Pertussis mortality in New Zealand
On average, there are zero to one deaths from pertussis each year in New Zealand. During the most recent pertussis epidemic (see below) there were three deaths in children: two in infants aged under 6 weeks and one in an unimmunised preschooler. There were no deaths from pertussis (as recorded in EpiSurv) in 2014 or 2015.37
Pertussis morbidity in New Zealand
Pertussis morbidity in New Zealand has usually been described using hospital discharge data. National passive surveillance data has been available since 1996, when pertussis became a notifiable disease.

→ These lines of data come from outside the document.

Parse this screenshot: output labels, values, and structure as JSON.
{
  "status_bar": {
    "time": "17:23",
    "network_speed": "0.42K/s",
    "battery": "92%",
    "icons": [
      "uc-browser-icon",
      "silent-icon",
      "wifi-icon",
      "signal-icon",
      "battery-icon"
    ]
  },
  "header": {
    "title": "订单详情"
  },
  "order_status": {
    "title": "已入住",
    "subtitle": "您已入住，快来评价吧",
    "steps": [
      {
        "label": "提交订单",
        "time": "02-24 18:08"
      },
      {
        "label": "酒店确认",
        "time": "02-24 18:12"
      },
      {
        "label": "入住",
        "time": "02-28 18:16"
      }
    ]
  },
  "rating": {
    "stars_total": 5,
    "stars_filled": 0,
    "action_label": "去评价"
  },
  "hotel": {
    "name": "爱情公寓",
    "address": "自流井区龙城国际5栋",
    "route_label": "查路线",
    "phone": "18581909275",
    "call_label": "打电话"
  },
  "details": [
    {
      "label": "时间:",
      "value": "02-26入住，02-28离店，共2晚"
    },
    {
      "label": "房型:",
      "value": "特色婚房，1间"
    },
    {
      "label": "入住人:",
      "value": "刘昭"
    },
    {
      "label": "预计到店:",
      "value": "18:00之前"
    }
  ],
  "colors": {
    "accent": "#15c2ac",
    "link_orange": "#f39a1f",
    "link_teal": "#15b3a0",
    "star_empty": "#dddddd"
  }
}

Pertussis morbidity in New Zealand as described by notificati